Dec 13, 2011

Integrate: Making Employee Handbooks Reflect Your Culture

Integrate MVV - HandbookEmployees complain when you don’t have a handbook, but, when you have one, they don’t want it! An employee handbook is very easy to create, but probably the most overlooked aspect of employment documentation. One thing is for sure: if a company has multiple shifts or multiple locations or just multiple employees, an employee handbook can certainly help keep all employees on the same page. Handbooks are always a delicate subject.

But when done right, and with employee input, this tool can make a difference.

  • Make it reflect your Mission Vision and Values  (MVV)
  • Make it relevant
  • Keep it simple
  • Keep it legal and legit

Reflect your MVV. Your handbook should be an absolute reflection of your MVV, which essentially amplifies your culture. Someone who is unfamiliar with your organization should be able to pick up your handbook and see your heart within its reflection simply by the tone and the guiding principles you lay out for your employees. The front of the handbook should contain your MVV, followed by the President’s message as to why the MVV is important to the company and how it was created.

Make it relevant. Having reviewed hundreds of handbooks over the years, one thing is certain and that is that most are horrible. They are irrelevant, often don’t convey the culture of the organization and are more about preaching or dictating than guiding.

Keep it simple. A handbook should not contain every scrap of information about the company. Worse yet, it should not contain every possible scenario in which an employee violation could occur. Keep it simple and you will have a greater impact than if you over-complicate or over-stimulate the reader. Many employees I’ve spoken with over the years tell me that, if a handbook is interesting, they will read it to learn more about the company, but, if it just rambles on over policy and procedures, most will put it down after two pages. The ideal handbook will inspire the reader to learn — learn more about the company.

Keep it legal and legit. Always ensure you include the appropriate legal clauses. There are far too many to list here but a few that come to mind speak toADA, FMLA, Employment at Will, EEOC etc. You want to make sure you cover your bases.

In closing it is important to note that having a handbook is oftentimes the only opportunity for employers to memorialize what is expected of employees. But always include what employees can expect of you! A handbook should never be a one way street of core policies of the organization; if it is, you will chill the warmth right out of the organization, a chill you will live to regret.
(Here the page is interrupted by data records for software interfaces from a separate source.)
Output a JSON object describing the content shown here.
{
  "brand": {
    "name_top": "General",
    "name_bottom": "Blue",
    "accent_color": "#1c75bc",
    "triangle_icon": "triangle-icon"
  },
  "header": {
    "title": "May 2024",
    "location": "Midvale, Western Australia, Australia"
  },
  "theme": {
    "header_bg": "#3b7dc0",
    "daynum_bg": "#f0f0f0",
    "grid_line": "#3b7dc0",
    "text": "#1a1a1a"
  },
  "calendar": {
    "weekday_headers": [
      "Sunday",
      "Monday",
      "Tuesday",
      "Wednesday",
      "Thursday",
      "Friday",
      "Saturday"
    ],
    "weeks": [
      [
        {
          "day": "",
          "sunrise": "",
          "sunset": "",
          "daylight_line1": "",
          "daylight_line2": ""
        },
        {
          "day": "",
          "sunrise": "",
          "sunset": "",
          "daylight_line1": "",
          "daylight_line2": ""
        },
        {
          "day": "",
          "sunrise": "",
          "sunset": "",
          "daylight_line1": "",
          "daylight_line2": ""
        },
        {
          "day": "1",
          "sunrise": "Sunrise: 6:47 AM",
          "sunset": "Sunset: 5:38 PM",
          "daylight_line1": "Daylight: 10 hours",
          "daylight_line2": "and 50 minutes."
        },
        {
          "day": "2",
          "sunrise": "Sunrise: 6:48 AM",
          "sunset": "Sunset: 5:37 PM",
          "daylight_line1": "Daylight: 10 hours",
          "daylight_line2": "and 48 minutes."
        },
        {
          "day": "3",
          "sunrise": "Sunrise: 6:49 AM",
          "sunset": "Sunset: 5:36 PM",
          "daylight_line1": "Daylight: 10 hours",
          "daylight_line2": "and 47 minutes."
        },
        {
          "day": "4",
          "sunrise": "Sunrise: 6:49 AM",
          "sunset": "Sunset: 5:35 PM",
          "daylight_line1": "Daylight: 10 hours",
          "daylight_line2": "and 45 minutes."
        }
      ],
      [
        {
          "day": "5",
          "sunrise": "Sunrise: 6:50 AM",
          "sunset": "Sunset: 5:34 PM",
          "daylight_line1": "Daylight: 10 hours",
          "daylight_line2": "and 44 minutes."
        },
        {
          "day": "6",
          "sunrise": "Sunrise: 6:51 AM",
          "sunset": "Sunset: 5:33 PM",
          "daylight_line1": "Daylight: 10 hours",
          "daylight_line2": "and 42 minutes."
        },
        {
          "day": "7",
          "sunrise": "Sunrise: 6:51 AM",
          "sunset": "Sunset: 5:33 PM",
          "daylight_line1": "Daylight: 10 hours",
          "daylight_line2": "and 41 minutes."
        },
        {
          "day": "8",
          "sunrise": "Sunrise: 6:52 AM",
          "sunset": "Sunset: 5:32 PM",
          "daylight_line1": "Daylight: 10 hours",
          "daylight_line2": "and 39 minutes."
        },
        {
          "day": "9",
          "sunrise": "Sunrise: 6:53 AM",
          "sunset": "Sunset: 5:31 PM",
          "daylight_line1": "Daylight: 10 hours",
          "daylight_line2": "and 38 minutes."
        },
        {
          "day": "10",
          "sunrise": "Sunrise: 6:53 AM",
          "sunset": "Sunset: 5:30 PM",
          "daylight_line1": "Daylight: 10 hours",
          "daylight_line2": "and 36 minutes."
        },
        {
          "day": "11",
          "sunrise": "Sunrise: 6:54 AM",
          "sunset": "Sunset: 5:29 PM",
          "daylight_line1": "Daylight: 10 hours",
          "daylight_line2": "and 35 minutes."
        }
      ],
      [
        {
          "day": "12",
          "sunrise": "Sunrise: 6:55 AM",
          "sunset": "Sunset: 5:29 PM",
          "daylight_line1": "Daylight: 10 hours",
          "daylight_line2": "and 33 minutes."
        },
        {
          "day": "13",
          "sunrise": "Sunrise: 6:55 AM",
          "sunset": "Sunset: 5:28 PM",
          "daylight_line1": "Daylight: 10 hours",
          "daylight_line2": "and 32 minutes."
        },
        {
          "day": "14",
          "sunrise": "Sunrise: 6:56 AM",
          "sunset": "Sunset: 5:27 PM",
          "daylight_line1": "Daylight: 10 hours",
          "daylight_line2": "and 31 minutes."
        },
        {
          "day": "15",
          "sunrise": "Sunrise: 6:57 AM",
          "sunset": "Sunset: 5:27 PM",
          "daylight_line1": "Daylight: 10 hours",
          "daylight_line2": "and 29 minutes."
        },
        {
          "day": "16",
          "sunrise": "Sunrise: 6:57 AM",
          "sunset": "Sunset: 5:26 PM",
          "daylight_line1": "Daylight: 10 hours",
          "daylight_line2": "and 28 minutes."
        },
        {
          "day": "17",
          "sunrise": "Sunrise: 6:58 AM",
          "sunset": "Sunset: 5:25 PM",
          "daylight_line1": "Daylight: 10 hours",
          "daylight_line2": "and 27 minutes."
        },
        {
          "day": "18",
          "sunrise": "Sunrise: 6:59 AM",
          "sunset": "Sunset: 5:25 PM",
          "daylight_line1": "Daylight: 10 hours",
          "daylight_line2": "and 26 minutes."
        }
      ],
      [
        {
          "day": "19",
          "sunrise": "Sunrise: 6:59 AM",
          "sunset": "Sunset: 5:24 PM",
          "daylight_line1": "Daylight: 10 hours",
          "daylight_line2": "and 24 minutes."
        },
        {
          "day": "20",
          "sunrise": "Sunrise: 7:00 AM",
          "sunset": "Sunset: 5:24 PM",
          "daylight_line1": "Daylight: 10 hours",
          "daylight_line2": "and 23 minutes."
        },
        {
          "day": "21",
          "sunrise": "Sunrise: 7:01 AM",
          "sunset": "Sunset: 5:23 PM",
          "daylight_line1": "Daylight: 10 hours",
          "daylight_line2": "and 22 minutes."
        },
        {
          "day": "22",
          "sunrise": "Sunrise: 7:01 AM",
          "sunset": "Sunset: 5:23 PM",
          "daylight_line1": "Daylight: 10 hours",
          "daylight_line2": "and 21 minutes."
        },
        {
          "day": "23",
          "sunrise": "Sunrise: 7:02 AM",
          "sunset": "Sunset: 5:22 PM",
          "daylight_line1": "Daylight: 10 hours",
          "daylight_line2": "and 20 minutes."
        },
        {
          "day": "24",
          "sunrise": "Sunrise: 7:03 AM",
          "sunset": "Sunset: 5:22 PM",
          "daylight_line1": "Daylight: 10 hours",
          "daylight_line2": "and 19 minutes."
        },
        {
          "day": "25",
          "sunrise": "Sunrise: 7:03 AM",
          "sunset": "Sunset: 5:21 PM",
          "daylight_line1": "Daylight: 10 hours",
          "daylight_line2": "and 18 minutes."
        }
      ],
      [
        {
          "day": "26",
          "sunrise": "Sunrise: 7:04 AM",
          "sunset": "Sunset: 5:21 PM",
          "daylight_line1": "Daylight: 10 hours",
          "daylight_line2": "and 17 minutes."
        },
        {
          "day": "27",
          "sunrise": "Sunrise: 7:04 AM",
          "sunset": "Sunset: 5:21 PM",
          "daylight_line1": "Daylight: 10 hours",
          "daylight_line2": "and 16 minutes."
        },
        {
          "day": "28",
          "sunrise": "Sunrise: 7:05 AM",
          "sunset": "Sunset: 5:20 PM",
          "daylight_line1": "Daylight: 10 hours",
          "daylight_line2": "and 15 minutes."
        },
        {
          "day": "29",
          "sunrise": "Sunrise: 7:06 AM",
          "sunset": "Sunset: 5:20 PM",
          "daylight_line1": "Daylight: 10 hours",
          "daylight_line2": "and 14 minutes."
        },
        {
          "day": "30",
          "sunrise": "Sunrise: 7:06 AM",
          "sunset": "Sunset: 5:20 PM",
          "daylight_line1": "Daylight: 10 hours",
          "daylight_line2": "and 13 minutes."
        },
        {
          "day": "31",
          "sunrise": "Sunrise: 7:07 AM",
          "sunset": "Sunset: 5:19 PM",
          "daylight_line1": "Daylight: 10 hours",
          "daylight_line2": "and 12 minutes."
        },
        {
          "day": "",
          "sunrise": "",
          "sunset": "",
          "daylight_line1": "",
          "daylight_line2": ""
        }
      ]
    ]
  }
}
We Value Your Comments. Thank you for taking the time to read our post in this series on how to build “Kingdom Minded” Companies. Please share your thoughts and experiences on employee handbooks. How did the ones that you have used fit your organization? Did they match your culture? Did they drive the behaviors the company and employees desire? Thank you for contributing to our community, and thank you for sharing your thoughts.

  • Pstock

    Good thoughts! I am just finishing a rework of our handbook at CarSense and it was a great opportunity to highlight our culture of valuing the customer and valuing each other in the workplace. The review of these basics made me go back and take a second look at some of what I wrote. Thanks Mark!

    • http://www.InHISNameHR.com Mark A. Griffin

      Thanks Paul I appreciate your comments. Good luck with rolling it out with your Team, I am glad I have helped you!

  • Steve Wolgemuth

    Great article Mark – good advice that focuses on what’s important, and on common mistakes to avoid. Practical and helpful advice. Thanks!

  • Joe Fazio

    We are marketing to corporations to convert their thick employee handbooks into Video modules. Most employees dread reading a thick binder, but if each chapter is broken down into to video, they’re more likely to absorb the material.